At the end of the day, it is not about making it easy, but finding the niche, that space where every challenge can make you realize the value of pursuing your dreams.

This article was first published on 7 September 2020, on the UC Science Blog.

Dr Sriparna Saha is a 2nd year postgraduate student in GeoEducation at the University of Canterbury, where she is using Digital Storytelling for Volcano Risk Literacy. She has a PhD (2019) in Earth, Environmental and Planetary Sciences from Rice University (USA), where she used experiments to understand the origin of continents. She feels strongly for communicating science and art and is continuously looking for innovative ways to blend the two.

Come along to the Change Direction Postgraduate Expo (10-17 September) for a range of information sessions where you can find out more about postgraduate study options and pathways at UC. Check out the timetable and register free here.

Postgrad Student Blog: Into the Unknown

If you have ever stopped to think about why you have chosen certain paths in life, surely, like me, you won’t find an immediate answer. However, over time, that questioning inevitably finds its response as a consequence of the first step of the journey itself.

I clearly remember the day I started the Master of Human Interface Technology (MHIT) programme at the HIT Lab NZ. Each one of my classmates introduced themselves; everybody had different backgrounds. I was not the exception. When my turn came, I said: “Hello, my name is Gonzalo, I have a background in psychology, and I am uncertain as to what I’m doing here.” We all laughed together with empathy. I believe that was a shared feeling. Surprisingly, communicating my uncertainty brought an immediate sense of security. After that precise moment, I knew that I had lied. Indeed, I couldn’t have been anywhere else. The HIT Lab NZ was the only place where I wanted to be. Since then, the response to my self-contemplation started to take shape.

I joined the MHIT program to learn about cutting-edge technologies, with a focus on innovative training tools to promote the development of engaging learning experiences. My studies in psychology equipped me with rewarding knowledge and expertise. However, as expected, there was not so much scope for the analysis of technical developments. Thus, I carefully considered how compatible my background and the MHIT program were. That insightful thought was probably one of the biggest warning signs. Something told me “do not risk it”.

I suppose that I could tell stories about how I developed skills that were not within my reach before undertaking the MHIT programme, or how much I now enjoy writing code. But I suppose I’m not writing these lines to sell something, but rather to share and provide meaning to people with similar desires or experiences wanting to venture into unfamiliar areas of research.
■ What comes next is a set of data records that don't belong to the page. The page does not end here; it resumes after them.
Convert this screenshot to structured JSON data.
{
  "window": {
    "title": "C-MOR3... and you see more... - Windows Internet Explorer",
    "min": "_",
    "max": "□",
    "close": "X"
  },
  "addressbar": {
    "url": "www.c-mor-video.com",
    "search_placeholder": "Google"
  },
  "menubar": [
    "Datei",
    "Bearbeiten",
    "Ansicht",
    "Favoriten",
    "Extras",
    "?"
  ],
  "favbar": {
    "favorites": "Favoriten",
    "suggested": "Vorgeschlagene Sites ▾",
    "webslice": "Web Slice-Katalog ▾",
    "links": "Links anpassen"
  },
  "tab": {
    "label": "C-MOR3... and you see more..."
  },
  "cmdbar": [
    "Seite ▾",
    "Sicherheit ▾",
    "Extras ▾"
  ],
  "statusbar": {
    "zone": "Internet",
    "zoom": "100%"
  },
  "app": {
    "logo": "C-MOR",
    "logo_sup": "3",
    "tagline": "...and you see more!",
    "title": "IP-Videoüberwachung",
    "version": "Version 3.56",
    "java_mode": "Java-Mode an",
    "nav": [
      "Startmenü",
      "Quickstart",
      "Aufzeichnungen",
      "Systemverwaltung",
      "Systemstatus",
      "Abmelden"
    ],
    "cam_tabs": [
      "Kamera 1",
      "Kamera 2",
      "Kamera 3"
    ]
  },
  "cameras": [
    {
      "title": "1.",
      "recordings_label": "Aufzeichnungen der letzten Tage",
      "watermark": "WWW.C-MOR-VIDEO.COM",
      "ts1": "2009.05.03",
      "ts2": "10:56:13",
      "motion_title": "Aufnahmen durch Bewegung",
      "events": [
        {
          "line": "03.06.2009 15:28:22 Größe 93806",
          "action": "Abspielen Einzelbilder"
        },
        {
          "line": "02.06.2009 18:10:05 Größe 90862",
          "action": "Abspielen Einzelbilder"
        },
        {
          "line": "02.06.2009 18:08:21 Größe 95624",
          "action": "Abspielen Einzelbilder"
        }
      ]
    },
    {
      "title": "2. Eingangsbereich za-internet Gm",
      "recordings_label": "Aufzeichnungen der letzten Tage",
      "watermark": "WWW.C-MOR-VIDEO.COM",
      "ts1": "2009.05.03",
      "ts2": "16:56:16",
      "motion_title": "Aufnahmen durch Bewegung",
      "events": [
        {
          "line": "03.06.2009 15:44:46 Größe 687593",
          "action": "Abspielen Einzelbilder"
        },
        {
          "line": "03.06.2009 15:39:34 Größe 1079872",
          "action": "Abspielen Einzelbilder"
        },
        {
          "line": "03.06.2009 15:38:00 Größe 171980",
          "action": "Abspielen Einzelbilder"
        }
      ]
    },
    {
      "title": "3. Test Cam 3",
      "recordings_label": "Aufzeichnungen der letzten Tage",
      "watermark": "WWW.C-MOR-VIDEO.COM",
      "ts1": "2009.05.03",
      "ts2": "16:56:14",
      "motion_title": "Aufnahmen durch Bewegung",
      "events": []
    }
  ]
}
More than a year has passed since that first day of class. Happily, I have finished the programme, and I believe I have acquired a unique set of skills not often found in my profession. Without a doubt, the overall experience offered by the MHIT programme provided the necessary grounds required to achieve my personal goals. But that’s not the end of the story, as I’ve only grappled the surface, and I’ve realised there is so much I am yet to learn.

Today I am grateful I did the MHIT programme. Of course, it was not easy, as nothing worth having is easy to achieve. Thus, as long as the desire exists, I encourage those who question themselves, to venture into unknown areas of knowledge. I truly believe the beauty of thinking thrives through diversity. Certainly, great things will come with the right amount of passion and the right combination of skills. The MHIT programme has provided those skills for me.

Gonzalo Suarez

Hangarau Tangata, Tangata Hangarau | The HIT Lab NZ, is the University of Canterbury’s primary research centre for virtual reality (VR), augmented reality (AR), applied immersive game design, and human-robot interaction. At HIT Lab NZ, we cultivate connection between industry and our students to create highly skilled graduates who are ready for careers in industry or academia.
For more information about our Master’s or PhD programmes, visit our website or contact our friendly team at info@hitlabnz.org.nz